When you read this at the beginning of a film does your heart, like mine, sink ever so slightly? I have just been to The Monuments Men. There were several reasons for this. Firstly my son is in the film, admittedly not in a main part but in it nevertheless, and as long as you know when he is going to appear and in what scene and you don’t blink for the first forty-five minutes you will get to see him. I shall buy the DVD in the hope that there will be extras that show any scenes cut from the movie…for the same reason. The second reason is more silly and trivial: I simply adore George Clooney, what a tired trope that is! Me, and a few million other women. Never mind, I think he is gorgeous and no matter how silly, fatuous or excellent his films you will find me there – even at Gravity which is pretty nearly the most pointless film I have ever been to.
So back to this film, which to be brutally honest is based very, very loosely on a true story. The real “Monuments Men” numbered about 350 men and women, all experts in their field which was art and archives in all their various manifestations. They did not all survive, which is true of this film also. But oddly, in the film they give a completely fictional character one of the great true life moments: the discovery, then loss, then rediscovery of the only Michelangelo sculpture ever to leave Italy: The Madonna and Child from Bruges Cathedral, which thanks to these men you and I can go to see today.
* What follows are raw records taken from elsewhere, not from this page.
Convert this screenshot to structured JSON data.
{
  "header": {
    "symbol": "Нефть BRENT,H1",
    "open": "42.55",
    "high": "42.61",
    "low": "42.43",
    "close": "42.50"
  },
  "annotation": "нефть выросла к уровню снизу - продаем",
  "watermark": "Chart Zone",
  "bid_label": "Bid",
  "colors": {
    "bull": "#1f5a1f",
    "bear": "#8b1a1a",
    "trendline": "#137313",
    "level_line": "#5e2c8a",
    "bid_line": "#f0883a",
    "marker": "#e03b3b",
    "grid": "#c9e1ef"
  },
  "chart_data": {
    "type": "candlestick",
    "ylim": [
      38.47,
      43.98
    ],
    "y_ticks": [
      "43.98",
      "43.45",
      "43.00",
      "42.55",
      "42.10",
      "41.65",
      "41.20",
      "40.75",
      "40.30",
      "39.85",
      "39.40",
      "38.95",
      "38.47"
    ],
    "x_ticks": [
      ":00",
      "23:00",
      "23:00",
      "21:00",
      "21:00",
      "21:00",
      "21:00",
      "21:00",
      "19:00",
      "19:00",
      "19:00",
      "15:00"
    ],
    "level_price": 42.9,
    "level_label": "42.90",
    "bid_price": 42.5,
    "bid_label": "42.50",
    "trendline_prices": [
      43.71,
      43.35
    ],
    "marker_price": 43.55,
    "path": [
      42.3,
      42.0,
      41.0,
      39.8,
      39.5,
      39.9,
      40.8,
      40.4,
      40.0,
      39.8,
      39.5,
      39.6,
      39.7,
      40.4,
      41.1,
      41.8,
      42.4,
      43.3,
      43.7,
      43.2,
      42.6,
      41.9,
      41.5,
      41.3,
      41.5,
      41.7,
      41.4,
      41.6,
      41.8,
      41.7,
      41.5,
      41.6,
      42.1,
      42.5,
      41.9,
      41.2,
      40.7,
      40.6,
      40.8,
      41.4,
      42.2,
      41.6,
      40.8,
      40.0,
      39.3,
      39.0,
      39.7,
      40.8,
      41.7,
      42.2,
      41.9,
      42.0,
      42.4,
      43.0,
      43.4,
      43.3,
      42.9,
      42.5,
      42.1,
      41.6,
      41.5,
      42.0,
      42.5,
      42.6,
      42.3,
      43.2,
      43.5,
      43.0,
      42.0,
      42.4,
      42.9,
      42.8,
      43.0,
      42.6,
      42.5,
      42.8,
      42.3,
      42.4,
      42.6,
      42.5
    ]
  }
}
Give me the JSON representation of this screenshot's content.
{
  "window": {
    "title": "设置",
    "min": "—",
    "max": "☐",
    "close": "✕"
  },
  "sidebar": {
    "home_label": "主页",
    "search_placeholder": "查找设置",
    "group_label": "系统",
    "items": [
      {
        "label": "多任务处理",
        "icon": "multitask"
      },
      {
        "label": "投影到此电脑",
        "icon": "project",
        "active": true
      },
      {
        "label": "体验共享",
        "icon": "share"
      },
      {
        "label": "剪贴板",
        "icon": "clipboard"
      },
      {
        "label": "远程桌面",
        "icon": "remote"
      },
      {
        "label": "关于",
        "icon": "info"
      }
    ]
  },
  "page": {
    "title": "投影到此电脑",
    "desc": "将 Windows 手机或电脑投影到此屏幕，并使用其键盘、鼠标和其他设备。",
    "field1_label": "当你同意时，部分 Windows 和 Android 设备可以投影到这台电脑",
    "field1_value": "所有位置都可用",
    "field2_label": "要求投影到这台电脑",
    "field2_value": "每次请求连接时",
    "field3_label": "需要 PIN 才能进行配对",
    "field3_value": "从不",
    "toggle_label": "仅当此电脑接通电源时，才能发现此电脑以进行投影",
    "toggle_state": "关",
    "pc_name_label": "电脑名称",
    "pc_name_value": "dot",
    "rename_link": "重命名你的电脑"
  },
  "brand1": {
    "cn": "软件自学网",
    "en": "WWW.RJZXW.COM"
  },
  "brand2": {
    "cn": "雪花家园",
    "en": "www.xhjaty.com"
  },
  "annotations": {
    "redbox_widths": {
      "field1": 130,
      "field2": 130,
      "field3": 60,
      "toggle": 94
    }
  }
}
The man who really identified where the Madonna and Child was, Major Ronald Edmond Balfour, arrived in Bruges only to find that he was a week too late; the Germans had already moved it. He then went on to find several other important pieces, and in 1945 was in Clèves (perhaps more famous for the fateful English Queen of Henry VIII) where he saved countless works of art but was killed by a shell while removing some sacred statues from the Church. His fellow monuments officer, Sir Leonard Woolley acknowledged his death as a great loss to the team and to the art world. Major Butler was an art historian and Fellow of Kings Cambridge before the war, he signed up to the MFAA (Monuments, Fine Arts and Archives) almost as soon as it was created and was one of the first people on the ground.
The film also covers the loss and rediscovery of the Ghent Altarpiece, the rediscovery of which alone might have justified the whole enterprise, in spite of the deaths of several members of the team. Which can be seen today, again thanks to these men.
Another really important part of the true story, the discovery and exposure of the major forgeries of Vermeers by Hans Van Meegeren also escapes this film. Two were discovered and identified as forgeries by members of MFAA, Sir Ellis K Waterhouse and Geoffrey Webb. One of them, Christ with a Woman taken in Adultery was in Hermann Göring’s collection of stolen art. This was maybe a wise exclusion, honestly there was not time to cover every single aspect of the story because there was a lot of time driving around in American jeeps from one shattered town to another until by some miracle they find a treasure map with all the main sites marked on it, and then it was a race to beat the Russians. [Göring crops up with his stolen art in the book described in my previous post on Priscilla Doynel, she may have been friends with, or only acquainted with, his art dealer Otto Brandl.]
George Clooney plays Frank Stokes, the fictional American art historian who persuades President Roosevelt to sanction this expedition and Matt Damon plays James Granger, another fictional character, responsible for the French art collections – in fact the character most akin to Squadron Leader Douglas Cooper, a well know collector of modern art and part of MFAA, himself responsible for the discovery of the Schenker Papers which listed the art works moved from France to Germany and where each piece went. Douglas Cooper went on to expose the Swiss art dealers who were complicit in assisting the sale of incredible numbers of looted art works from private collections (largely Jewish) which funded the escape plans of a considerable number of highly suspect and wanted Nazis. Winston Churchill himself intervened and two of the best know dealers were mysteriously pardoned, their galleries were still operational in London long after the War.
Both Clooney’s character and Matt Damon’s are fictional, as indeed are all the characters in the film. As I said, loosely based on a true story. Films are not and never can be true life, but seeing that there is a huge amount of true and interesting material surrounding the MFAA, it seems rather perverse, darling Georgie, to have turned this film into a cross between Ocean’s Eleven (a sort of reverse heist) and The Good German, even using many of the same actors…but don’t let my pernickety carping stop you from going to the film. It is like the Parson’s Egg – good in parts! It is a moderately good film loosely based on a true story.